Please state in a single number how many lines of the entries below include the word "Test".
-- RECORD SET follows --
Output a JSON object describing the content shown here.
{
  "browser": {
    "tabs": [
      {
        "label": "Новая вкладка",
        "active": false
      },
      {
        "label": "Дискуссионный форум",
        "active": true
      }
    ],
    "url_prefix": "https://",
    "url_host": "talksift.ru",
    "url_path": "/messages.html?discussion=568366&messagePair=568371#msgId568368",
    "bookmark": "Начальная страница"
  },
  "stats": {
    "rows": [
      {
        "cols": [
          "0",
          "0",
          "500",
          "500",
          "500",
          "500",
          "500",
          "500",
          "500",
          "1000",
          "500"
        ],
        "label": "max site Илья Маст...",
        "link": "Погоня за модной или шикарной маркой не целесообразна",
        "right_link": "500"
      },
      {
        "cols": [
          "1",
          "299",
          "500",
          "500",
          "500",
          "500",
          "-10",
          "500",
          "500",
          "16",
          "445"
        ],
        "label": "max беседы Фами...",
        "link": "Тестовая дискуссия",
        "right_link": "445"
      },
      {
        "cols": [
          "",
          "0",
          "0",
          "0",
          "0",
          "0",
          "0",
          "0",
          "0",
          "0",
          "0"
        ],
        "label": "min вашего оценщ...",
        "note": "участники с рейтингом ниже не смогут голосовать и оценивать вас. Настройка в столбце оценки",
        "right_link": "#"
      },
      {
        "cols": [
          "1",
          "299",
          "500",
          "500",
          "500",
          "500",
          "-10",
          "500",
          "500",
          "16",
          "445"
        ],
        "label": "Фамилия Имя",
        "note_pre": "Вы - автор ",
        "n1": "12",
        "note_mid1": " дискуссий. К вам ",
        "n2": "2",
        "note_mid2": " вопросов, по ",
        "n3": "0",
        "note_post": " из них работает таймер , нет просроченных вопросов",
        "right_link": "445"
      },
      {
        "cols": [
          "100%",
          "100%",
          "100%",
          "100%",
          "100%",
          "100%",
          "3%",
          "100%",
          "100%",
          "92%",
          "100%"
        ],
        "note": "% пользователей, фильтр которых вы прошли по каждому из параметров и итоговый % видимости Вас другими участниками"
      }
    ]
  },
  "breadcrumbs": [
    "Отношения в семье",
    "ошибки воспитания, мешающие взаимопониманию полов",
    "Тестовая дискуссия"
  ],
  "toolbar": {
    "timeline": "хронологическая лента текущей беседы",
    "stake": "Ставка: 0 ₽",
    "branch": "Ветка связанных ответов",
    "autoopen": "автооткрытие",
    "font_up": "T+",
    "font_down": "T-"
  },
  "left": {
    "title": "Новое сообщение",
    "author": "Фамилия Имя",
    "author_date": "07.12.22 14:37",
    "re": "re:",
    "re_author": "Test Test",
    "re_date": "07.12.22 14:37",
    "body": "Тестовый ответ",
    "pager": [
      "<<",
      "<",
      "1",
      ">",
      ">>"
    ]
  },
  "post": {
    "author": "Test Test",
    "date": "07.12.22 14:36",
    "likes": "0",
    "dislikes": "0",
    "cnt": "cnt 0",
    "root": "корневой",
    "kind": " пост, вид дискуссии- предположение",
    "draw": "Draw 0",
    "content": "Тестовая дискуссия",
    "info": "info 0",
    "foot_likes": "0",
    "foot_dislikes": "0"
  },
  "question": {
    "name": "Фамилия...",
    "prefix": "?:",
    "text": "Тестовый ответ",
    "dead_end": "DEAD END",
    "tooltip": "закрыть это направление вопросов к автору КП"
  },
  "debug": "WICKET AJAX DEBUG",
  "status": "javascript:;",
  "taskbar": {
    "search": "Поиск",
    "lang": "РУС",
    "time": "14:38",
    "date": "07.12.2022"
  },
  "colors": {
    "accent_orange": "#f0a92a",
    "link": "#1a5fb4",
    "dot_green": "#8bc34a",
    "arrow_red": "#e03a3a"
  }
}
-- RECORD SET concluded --
■ **COMPLETED EXERCISE**
2